It's been the stuff of horror movies and big-screen comedies. Yet, the truth behind Multiple Personality Disorder -- or Dissociative Identity Disorder (DID), as it is known today -- is, in most cases, a far cry from these dramatic interpretations of this classic psychological condition.
"Even when a patient says it's a different personality, it's nothing magical," Ongur says. "When people describe it, it is really a very extreme version of the more familiar feeling of disintegration. If you are under extreme stress or have had certain past experiences, the way the mind functions may actually break down."
Those who experience DID will create at least one "alter" personality that manifests itself in certain situations -- in essence, "taking control" of one's personality. These changes occur involuntarily, and DID in its most severe forms can limit one's ability to interact with others.
By the same token, the condition can occasionally go mostly unrecognized. Football great Herschel Walker is just one example; in his recently released book, "Breaking Free: My Life with Dissociative Identity Disorder," Walker says his life was fragmented by a number of independent "alters" -- at least one of which led him to attempt suicide.
Ongur says early psychological trauma is one of the most common underlying causes of the disorder.
"When people describe these things, it is certainly often associated with a severe history of child abuse," he says. "This was one way for them to cope."
And, as in Walker's case, psychological treatment involves unifying the alters into a single personality -- allowing those who suffer from the condition to regain full control over their lives.
"The task is to get this person feeling whole again," Ongur says.
If there is a success story among psychological conditions once considered spurious, it is that of Social Anxiety Disorder (SAD), psychological experts say.
"The whole issue of social phobias was once considered something that was not very important," Kupfer says. "As we discovered, this can cause a tremendous amount of impairment, and there are a whole lot of issues developmentally which affected coping with it."
In labeling this as a disorder, he says, medical professionals have been able to help millions of people who otherwise would have been told that they were simply shy.
Ongur agrees. "It's familiar to people because it's shyness, but it's really extreme shyness," he says. "It is something that can be very real and very impairing."
Those who suffer from SAD often find themselves faced with seemingly insurmountable anxiety when it comes to interacting in certain social situations.

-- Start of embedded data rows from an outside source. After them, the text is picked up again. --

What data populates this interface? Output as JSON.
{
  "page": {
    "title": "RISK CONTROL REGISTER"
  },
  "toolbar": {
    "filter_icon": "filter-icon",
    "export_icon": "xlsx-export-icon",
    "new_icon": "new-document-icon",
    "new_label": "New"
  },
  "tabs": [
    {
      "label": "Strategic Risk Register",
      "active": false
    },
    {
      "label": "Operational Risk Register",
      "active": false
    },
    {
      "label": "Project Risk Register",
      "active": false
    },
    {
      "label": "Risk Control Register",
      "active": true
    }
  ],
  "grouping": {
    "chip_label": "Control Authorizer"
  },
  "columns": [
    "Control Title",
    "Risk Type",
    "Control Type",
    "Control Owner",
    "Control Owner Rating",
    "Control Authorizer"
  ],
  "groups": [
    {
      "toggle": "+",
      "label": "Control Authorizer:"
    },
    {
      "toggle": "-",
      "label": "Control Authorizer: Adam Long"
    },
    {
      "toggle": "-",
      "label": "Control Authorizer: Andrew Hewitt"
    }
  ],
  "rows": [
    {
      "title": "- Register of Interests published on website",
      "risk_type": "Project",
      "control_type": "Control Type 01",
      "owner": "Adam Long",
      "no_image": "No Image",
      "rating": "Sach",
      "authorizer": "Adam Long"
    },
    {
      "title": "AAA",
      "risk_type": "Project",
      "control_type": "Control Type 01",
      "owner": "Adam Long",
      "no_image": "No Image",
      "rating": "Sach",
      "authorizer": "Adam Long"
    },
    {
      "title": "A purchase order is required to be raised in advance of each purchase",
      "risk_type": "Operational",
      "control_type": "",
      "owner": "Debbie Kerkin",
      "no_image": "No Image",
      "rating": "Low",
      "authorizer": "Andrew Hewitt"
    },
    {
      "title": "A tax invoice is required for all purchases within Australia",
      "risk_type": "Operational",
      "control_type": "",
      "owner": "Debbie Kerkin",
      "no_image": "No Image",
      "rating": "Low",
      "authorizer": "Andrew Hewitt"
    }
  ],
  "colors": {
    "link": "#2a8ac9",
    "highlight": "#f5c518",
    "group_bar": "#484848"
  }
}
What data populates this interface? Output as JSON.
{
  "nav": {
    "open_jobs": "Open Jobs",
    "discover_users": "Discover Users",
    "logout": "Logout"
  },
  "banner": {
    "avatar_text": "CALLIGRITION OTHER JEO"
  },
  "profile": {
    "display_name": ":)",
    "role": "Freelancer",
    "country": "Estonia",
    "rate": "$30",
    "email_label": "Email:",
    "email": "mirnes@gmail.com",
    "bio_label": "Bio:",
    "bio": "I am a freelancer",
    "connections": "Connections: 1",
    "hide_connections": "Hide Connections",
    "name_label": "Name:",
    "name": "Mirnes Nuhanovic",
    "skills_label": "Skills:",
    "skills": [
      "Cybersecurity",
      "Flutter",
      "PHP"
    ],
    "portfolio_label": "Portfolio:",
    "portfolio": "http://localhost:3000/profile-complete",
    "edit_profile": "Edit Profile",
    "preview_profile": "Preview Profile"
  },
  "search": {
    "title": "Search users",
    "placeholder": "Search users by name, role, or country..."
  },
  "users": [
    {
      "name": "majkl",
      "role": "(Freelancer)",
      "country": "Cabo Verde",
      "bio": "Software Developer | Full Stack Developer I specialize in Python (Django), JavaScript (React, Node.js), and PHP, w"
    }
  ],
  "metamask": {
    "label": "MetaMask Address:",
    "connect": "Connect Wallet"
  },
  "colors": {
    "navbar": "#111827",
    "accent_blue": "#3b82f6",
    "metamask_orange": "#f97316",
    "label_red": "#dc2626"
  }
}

Most common are feelings of being watched, scrutinized and criticized by others. So intense is this anxiety that it can sometimes lead to a panic attack.
In most cases, these fears are unreasonable. Counseling can often help those who live in near-constant fear of being embarrassed or humiliated in front of others. Coaching in social skills may also be needed in order to help those with SAD better integrate themselves into comfortable social circles.
"Social phobia ... is a relatively new diagnosis," Galynker says. "Many people have difficulty socializing, of course. This is just a label to help treat people who have it."
And Galynker says the changing perception of SAD and psychological conditions like it will hopefully help remove the stigma so often associated with such disorders.
"Everybody has a problem, really," he says. "Nobody does not have some sort of diagnosis."
Katie Escherich contributed to this story